“I don’t know if I ever would have developed the kind of work ethic that it takes to survive as an independent artist if it weren’t for the Army because you’re a soldier twenty-four-seven. You have to be ready at any moment to work,” Campbell says. “I’m not sure I would have been as resourceful and as motivated and as driven if I hadn’t of learned how to push through discomfort in the Army.”

After graduating high school unfulfilled and unsure of the route she wanted to take in life, Campbell, a Duluth, Minnesota native, joined the U.S. Army as a musician. She started out playing bass in the Army band and then picked up vocals. Musician duties aside, Campbell still had to go through basic training like every other solider. This initial training was grueling and daunting and prompted Campbell to second guess herself and her decision to enlist.  But in the end, it’s these first days that whipped her into shape as a solider and later as an indie musician. 

‘It wasn’t that dramatic looking back, but at the time it was like I didn’t feel like I signed up for this kind of thing,” she says of her time in basic training. “But there are times when we have to step up and take initiative and do the correct thing when there is no one there to instruct you, and that’s what that training was for. The essence of learning to follow so that you can lead…The strongest leaders are the ones who can make that decision even if there is no one there that’s telling you what to do.”

This strength and self assurance is paramount as an independent artist, she says. As an indie musician, there’s no record label doing things for you. It’s up to the artists to create their music and chase the big breaks. Just like in the Army, long hours and thick skin come with the territory.

Campbell toured the continental United States, Korea and Cuba with the Army Band. From 2004 to 2005 she deployed to Baghdad with the First Cavalry Division in support of Operation Iraqi Freedom II.  Serving as the lead vocalist for the rock band and bass player for the Latin band, she performed for troops all over Iraq, even opening for Ted Nugent and Toby Keith.

But just because she was in Iraq to play music for her fellow soldiers, didn’t mean she was immune to the effects of a war torn country. Explosives could combust out of nowhere; grenades could drop from above at any moment.

“When you get in direct fire, that’s especially scary, because you don’t know where it’s coming from, you don’t know where it’s going to go, and you don’t know how many times it’s going to happen,” Campbell says. “You just have to take cover and find your fellow soldiers, and account for everyone, and make sure everyone’s OK.”

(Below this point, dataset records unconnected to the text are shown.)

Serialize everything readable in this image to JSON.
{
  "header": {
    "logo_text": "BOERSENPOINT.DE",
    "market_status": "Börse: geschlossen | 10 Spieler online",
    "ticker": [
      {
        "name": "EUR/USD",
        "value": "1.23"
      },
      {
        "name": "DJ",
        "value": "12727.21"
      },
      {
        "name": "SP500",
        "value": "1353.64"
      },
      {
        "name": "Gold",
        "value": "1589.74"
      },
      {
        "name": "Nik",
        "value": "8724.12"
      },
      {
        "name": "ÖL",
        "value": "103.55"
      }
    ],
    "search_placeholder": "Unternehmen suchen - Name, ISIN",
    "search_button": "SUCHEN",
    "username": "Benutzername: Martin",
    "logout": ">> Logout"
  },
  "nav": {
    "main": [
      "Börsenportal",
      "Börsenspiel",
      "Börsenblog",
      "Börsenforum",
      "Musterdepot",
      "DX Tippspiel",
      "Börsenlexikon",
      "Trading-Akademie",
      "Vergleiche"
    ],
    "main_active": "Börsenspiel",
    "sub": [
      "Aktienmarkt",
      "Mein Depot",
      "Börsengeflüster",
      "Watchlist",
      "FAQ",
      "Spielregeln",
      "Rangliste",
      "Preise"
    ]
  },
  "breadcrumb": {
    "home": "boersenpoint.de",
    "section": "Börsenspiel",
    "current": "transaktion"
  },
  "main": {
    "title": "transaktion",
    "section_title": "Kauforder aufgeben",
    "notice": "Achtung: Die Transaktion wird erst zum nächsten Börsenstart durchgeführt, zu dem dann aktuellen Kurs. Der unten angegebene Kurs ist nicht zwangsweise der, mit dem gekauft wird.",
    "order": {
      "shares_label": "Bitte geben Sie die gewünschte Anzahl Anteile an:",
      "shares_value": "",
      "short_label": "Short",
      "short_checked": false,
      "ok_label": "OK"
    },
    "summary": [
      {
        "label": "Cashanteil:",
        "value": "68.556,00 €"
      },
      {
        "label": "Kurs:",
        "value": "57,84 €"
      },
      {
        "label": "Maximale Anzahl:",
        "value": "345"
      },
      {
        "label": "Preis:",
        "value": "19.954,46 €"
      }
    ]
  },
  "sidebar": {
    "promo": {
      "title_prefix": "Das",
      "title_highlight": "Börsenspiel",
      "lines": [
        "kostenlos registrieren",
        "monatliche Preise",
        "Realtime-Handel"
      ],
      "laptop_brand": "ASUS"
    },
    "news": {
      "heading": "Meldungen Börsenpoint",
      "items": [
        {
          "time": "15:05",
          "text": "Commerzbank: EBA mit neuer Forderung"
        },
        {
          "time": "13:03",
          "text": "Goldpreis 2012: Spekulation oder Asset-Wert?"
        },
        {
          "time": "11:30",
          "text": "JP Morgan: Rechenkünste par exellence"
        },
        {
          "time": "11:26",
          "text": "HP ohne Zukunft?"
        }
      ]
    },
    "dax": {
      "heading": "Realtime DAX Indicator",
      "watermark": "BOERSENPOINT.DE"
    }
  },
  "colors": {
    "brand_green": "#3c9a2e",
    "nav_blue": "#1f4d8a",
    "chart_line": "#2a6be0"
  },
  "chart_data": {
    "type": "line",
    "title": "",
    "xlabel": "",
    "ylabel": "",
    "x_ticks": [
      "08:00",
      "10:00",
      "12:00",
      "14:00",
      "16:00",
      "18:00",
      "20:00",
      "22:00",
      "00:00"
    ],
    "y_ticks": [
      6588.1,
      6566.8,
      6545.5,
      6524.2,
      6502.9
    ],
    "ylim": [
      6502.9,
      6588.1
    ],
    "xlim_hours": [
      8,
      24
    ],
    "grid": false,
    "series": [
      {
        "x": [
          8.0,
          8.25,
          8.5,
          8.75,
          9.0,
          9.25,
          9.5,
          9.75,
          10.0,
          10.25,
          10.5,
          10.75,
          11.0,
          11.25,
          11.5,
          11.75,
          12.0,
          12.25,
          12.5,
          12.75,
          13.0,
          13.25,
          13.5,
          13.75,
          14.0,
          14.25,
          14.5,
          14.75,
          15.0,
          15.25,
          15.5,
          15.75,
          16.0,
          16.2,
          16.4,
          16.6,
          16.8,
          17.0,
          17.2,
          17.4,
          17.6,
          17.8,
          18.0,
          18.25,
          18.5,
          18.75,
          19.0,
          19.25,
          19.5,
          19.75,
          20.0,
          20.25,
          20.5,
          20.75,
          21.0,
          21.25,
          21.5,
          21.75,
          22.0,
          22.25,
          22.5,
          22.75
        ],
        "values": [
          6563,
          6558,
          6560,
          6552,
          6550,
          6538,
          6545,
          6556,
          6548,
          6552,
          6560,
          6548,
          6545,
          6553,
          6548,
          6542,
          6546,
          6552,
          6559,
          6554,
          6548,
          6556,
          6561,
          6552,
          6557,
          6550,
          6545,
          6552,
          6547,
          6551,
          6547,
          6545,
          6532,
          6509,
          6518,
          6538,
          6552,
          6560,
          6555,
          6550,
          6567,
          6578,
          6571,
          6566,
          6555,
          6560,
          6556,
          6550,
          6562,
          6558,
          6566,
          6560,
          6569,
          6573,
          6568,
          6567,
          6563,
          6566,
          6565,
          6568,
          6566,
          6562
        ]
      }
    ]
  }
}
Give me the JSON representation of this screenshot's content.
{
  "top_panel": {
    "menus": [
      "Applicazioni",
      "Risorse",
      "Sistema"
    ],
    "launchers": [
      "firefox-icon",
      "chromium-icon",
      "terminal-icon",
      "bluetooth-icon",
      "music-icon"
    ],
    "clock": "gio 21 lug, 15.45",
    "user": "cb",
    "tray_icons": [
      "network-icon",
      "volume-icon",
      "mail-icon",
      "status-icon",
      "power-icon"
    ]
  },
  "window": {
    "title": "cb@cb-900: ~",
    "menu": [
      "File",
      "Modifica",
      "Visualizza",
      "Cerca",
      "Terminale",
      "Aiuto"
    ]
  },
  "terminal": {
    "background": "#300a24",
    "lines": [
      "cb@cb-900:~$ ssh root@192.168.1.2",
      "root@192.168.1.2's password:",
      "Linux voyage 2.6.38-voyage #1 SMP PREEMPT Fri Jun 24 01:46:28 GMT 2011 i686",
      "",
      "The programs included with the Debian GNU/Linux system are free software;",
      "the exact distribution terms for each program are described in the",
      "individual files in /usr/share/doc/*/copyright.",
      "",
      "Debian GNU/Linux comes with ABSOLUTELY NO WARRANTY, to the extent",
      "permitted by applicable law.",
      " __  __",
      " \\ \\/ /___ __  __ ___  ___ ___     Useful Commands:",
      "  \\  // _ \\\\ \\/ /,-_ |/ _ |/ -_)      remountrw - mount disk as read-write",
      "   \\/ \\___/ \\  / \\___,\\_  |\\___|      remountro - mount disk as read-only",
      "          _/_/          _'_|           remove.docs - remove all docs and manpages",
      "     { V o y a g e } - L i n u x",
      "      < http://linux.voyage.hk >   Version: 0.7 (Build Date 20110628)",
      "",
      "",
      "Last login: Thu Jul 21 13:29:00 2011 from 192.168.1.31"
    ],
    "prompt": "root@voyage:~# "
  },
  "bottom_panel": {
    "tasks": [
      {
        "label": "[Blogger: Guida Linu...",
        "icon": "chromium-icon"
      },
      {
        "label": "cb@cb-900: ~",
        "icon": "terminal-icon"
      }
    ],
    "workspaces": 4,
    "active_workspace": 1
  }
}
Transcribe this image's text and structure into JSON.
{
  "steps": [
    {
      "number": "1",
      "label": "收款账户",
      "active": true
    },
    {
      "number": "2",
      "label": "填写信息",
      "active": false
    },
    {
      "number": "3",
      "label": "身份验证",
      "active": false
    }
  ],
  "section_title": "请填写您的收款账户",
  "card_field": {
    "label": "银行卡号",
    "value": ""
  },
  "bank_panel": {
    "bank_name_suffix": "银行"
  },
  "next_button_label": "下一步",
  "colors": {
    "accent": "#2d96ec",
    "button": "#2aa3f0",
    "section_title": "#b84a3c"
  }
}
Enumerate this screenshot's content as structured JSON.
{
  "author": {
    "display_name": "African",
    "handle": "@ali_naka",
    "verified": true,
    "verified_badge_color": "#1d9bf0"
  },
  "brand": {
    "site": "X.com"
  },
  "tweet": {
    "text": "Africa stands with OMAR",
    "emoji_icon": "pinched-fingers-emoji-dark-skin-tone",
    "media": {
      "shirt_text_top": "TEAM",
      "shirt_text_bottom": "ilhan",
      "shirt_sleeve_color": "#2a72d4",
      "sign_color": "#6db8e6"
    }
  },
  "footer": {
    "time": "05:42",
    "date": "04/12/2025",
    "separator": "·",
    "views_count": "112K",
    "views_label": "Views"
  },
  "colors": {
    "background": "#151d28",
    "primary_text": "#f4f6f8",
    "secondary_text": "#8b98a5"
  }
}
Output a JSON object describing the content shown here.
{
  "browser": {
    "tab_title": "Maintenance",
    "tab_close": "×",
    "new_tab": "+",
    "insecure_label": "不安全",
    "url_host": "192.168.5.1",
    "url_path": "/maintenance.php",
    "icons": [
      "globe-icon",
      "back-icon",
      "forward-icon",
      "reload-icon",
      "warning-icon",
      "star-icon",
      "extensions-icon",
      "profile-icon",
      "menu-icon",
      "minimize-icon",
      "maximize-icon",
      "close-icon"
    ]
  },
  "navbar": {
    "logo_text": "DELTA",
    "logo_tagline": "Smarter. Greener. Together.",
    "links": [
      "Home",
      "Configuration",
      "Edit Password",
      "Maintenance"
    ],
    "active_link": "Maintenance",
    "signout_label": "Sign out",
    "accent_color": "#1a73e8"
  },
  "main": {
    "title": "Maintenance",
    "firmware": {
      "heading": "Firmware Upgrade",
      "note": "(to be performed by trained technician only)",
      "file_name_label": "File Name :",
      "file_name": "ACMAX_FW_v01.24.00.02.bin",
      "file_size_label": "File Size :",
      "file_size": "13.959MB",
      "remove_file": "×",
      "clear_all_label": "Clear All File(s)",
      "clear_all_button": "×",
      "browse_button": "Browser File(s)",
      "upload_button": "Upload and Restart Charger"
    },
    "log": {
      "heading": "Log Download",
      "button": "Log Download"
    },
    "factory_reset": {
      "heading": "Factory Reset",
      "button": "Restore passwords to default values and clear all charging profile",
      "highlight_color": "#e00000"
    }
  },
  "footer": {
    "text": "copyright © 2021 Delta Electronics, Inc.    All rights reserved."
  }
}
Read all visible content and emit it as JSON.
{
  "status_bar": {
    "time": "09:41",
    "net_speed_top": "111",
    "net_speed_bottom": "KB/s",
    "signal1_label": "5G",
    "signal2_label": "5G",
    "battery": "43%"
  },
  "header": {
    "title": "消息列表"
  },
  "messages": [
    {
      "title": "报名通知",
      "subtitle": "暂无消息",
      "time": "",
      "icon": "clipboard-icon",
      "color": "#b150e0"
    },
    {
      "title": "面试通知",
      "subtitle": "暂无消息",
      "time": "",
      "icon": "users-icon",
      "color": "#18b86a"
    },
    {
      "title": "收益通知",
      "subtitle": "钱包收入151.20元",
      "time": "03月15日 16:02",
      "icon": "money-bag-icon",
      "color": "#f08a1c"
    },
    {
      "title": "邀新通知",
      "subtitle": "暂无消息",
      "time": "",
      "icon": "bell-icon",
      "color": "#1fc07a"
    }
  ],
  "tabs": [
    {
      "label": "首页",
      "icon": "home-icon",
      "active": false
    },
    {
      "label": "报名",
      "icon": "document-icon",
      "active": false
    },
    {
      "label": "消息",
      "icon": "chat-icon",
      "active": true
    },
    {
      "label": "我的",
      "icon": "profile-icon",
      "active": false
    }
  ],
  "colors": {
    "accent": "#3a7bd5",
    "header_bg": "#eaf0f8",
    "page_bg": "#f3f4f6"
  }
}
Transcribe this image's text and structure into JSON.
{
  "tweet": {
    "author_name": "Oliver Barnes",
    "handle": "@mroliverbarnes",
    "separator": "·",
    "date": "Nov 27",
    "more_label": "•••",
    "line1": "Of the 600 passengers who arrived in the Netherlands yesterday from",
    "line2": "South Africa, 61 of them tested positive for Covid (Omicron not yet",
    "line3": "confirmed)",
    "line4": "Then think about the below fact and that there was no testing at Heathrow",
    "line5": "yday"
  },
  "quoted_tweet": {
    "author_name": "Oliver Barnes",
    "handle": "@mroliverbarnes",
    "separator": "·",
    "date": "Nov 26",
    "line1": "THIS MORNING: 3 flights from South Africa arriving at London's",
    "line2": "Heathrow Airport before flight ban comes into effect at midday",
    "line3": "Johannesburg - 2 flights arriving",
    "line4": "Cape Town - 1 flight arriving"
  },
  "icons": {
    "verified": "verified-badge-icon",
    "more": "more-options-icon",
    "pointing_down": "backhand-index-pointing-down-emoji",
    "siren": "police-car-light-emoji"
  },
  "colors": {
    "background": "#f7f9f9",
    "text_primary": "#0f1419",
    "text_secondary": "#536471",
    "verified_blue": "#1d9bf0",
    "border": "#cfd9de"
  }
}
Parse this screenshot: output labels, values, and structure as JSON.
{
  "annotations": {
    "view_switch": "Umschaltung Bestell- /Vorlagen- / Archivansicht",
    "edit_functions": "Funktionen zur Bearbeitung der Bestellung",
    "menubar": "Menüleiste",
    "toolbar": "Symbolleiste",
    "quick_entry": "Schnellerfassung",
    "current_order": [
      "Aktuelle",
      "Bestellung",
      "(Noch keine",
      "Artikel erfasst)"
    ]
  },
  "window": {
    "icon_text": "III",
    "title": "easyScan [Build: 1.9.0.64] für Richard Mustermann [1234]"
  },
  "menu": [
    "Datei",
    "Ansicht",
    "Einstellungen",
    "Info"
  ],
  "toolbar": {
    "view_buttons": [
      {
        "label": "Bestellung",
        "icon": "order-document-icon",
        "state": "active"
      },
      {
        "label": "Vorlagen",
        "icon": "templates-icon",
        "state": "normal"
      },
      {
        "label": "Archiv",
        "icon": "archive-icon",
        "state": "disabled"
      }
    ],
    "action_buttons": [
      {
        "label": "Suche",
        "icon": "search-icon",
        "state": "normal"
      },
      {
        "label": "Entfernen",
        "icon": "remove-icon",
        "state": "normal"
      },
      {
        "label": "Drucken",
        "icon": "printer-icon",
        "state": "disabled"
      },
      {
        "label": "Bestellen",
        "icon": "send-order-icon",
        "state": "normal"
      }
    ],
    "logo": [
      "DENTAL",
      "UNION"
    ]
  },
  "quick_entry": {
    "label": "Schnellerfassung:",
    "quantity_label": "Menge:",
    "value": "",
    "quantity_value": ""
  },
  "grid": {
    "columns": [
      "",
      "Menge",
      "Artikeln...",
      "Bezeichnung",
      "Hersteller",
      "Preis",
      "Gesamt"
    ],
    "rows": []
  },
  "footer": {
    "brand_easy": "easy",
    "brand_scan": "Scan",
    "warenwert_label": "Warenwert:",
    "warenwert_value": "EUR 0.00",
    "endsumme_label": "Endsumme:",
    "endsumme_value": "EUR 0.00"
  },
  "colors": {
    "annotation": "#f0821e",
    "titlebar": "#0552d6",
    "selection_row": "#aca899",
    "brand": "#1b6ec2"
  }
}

Campbell never had to fire her weapon during her year-long deployment in Baghdad, but It was terrifying moments like when she heard a grenade make its way through the air unsure of where it would land, when she would again rethink her decision to enter the Army. But then she’d play music for all of the other worn-out, homesick troops and she’d remember her purpose: to make them feel at ease through the power of music—to heal if only for a short time.

After she returned from Iraq, Campbell was able to focus on her music career. She toured with her band, performing from the steps of the Lincoln Memorial to 6th Street in Austin, Texas.  She even opened the Lilith Fair Revival in Columbia, Maryland, which included performances by Sara McLachlan, the Indigo Girls, and Sara Bareilles among others. Soon, she was garnering comparisons to Paramore and Evanescence.

As Campbell’s career as a rock artist progressed, the U.S. Army offered her an opportunity to be the featured performer of Army Musical Outreach., which is her job today. Fresh off about 40 shows on the 2015 Warped Tour, Campbell continues to rock the stage while sharing her story and representing her country. The thought of moving up in rank has crossed her mind, but it’s not a priority, she says, until it prevents her from doing her job.

There are times when it would be easier to connect with fans without the pressure to uphold the Army’s reputable image. But then she remembers what the Army’s done for her and what it can do for her fans.

“It’s a really great way to expose yourself to all the possibilities of people and opinions,” Campbell says, “And then find your own way in it; and feel the strength from your training and from your experience to pick what you want to wind up with and follow that path.”